Norton Core, unlike Bitdefender Box, aims to fully replace your router. In testing, it proved serviceable, but not up to the best standalone routers such as Editors’ Choice Asus ROG Rapture GT-AC5300. Like Bitdefender Box, it uses a dual-core processor and 1GB of RAM. You can easily view all connected devices and, if necessary, pause the internet for one you select with a click. You can do that remotely, if necessary, without having to go through the VPN Server setup Firewalla requires.
Norton Core does let you know when something new connects, but it can also quarantine new ones pending your confirmation, allowing internet access without access to other . The included Symantec Norton Security Premium offers a wealth of local features, but costs $ 9.99 per month after the first year. That does let you install protection on unlimited devices.
While F-Secure Sense also functions as a router, it’s not as ambitious as Norton Core. We had some difficulty getting it set up, and it doesn’t include all expected router abilities. As with Firewalla, you control the box using a mobile app. It blocks access to dangerous websites for all devices, but doesn’t include secure DNS or detection of unusual traffic patterns the way Firewalla does.
After the first year with F-Secure Sense, you pay $ 69.99 per year to continue using the local security suite, F-Secure Safe. That’s less than the ongoing subscription for Bitdefender or Norton, but you also get less protection.
While these competitors are similar in some ways to Firewalla, there’s not really a direct comparison. Firewalla works strictly on the network, not relying on any local software. As a result, you don’t have to pay an ongoing subscription. In addition, for the network geeks out there, it’s amazingly programmable, unlike the rest.
High-Tech Network Protection
Once you add a Firewalla to your network, you can use the mobile app to monitor and manage all network devices, as well as their connections and other actions. You get notified when a new one connects, or when an existing one starts using video, gaming, or porn domains, with the option to block any of those types temporarily or permanently. A few of the remaining components, such as ad blocking and simple parental control, are fine for all users, but others require higher levels of technical expertise. Tech experts will love advanced features like the VPN server; über-techies can actually dig in to modify or program the device.

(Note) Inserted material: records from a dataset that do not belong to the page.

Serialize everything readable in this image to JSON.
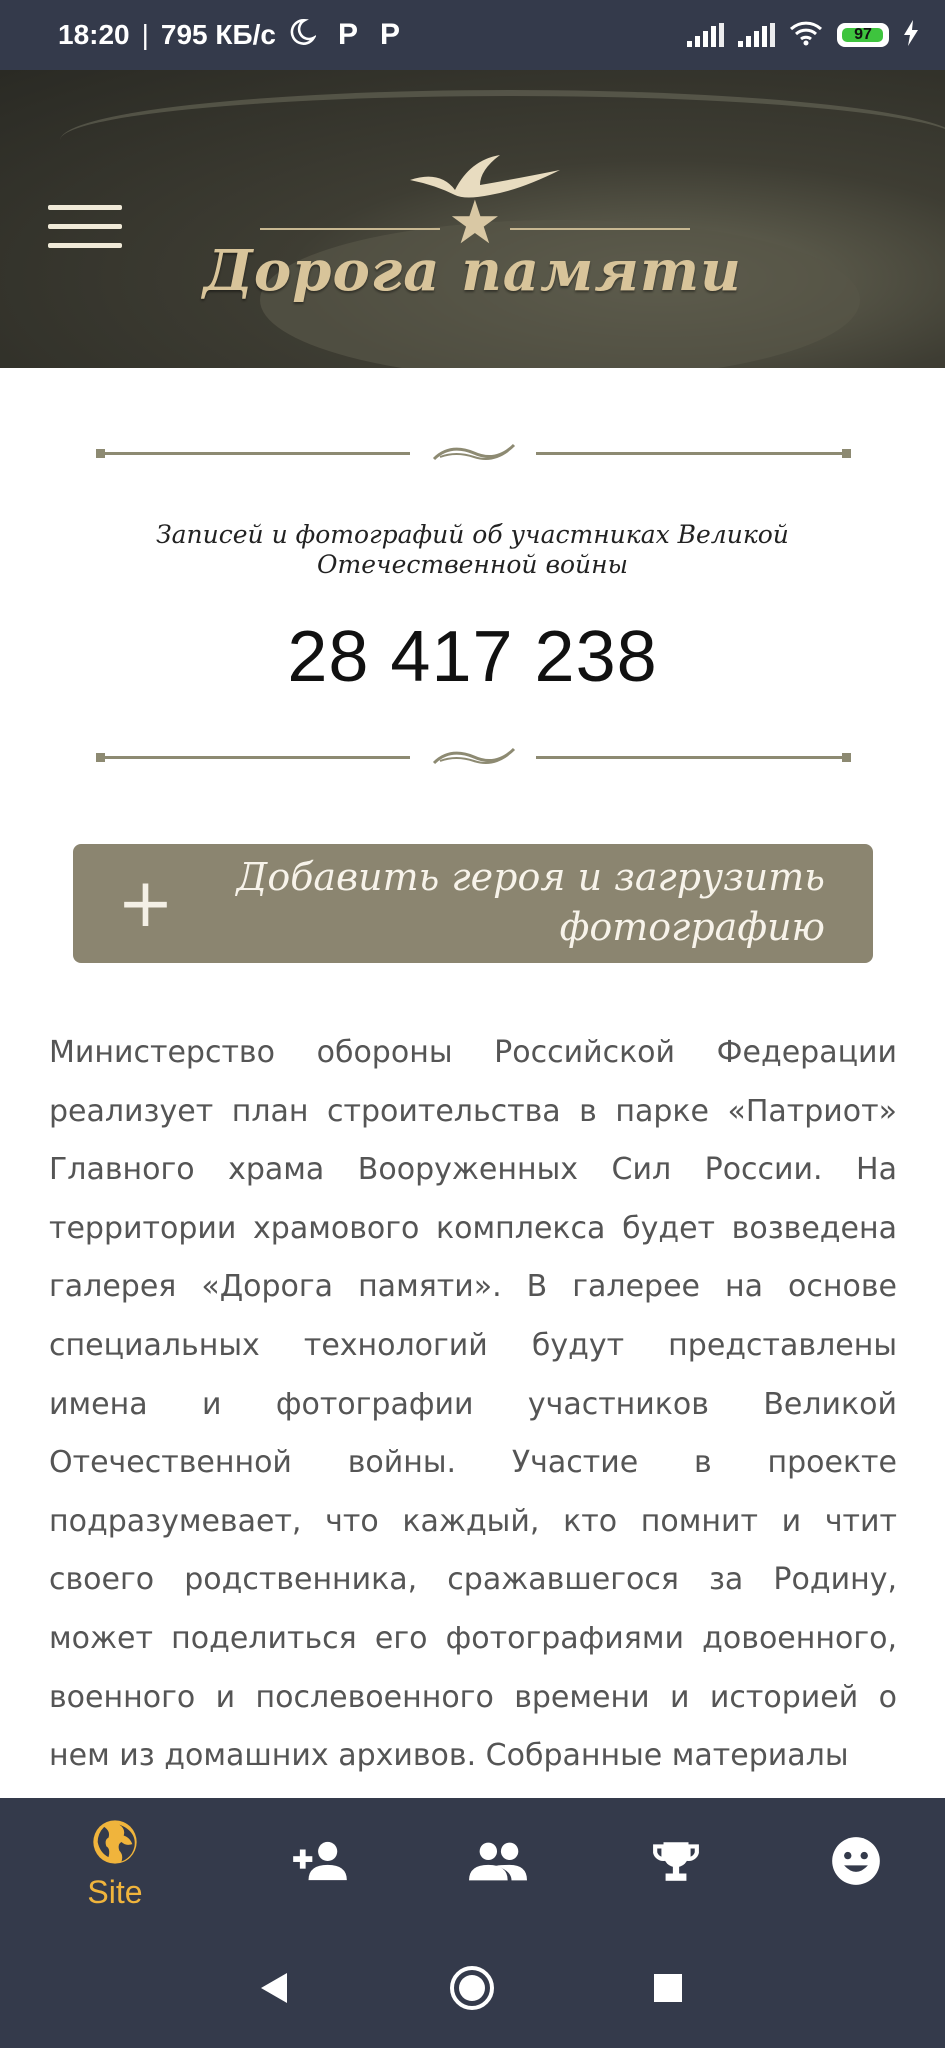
{
  "status_bar": {
    "time": "18:20",
    "separator": "|",
    "net_speed": "795 КБ/с",
    "moon_icon": "moon-icon",
    "app_icons": [
      "P",
      "P"
    ],
    "battery_level": "97",
    "battery_fraction": 0.97,
    "battery_color": "#3ec43e"
  },
  "banner": {
    "logo_text": "Дорога памяти",
    "menu_icon": "hamburger-menu-icon"
  },
  "counter": {
    "caption": "Записей и фотографий об участниках Великой Отечественной войны",
    "value": "28 417 238"
  },
  "add_hero_button": {
    "icon": "plus-icon",
    "label": "Добавить героя и загрузить фотографию",
    "background": "#8b8570"
  },
  "article": {
    "text": "Министерство обороны Российской Федерации реализует план строительства в парке «Патриот» Главного храма Вооруженных Сил России. На территории храмового комплекса будет возведена галерея «Дорога памяти». В галерее на основе специальных технологий будут представлены имена и фотографии участников Великой Отечественной войны. Участие в проекте подразумевает, что каждый, кто помнит и чтит своего родственника, сражавшегося за Родину, может поделиться его фотографиями довоенного, военного и послевоенного времени и историей о нем из домашних архивов. Собранные материалы"
  },
  "bottom_nav": {
    "active_color": "#f0b43c",
    "inactive_color": "#ffffff",
    "items": [
      {
        "icon": "globe-icon",
        "label": "Site",
        "active": true
      },
      {
        "icon": "add-person-icon",
        "label": "",
        "active": false
      },
      {
        "icon": "people-icon",
        "label": "",
        "active": false
      },
      {
        "icon": "trophy-icon",
        "label": "",
        "active": false
      },
      {
        "icon": "smiley-icon",
        "label": "",
        "active": false
      }
    ]
  },
  "system_nav": {
    "back": "back-icon",
    "home": "home-icon",
    "recents": "recents-icon"
  }
}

If your network is loaded with smart home hardware phones and tablets, and computers, adding a Firewalla will give you a bird’s-eye view of what’s going on, and this essential monitoring function doesn’t require network expertise. Best of all, it’s a one-time purchase, with no annual fee.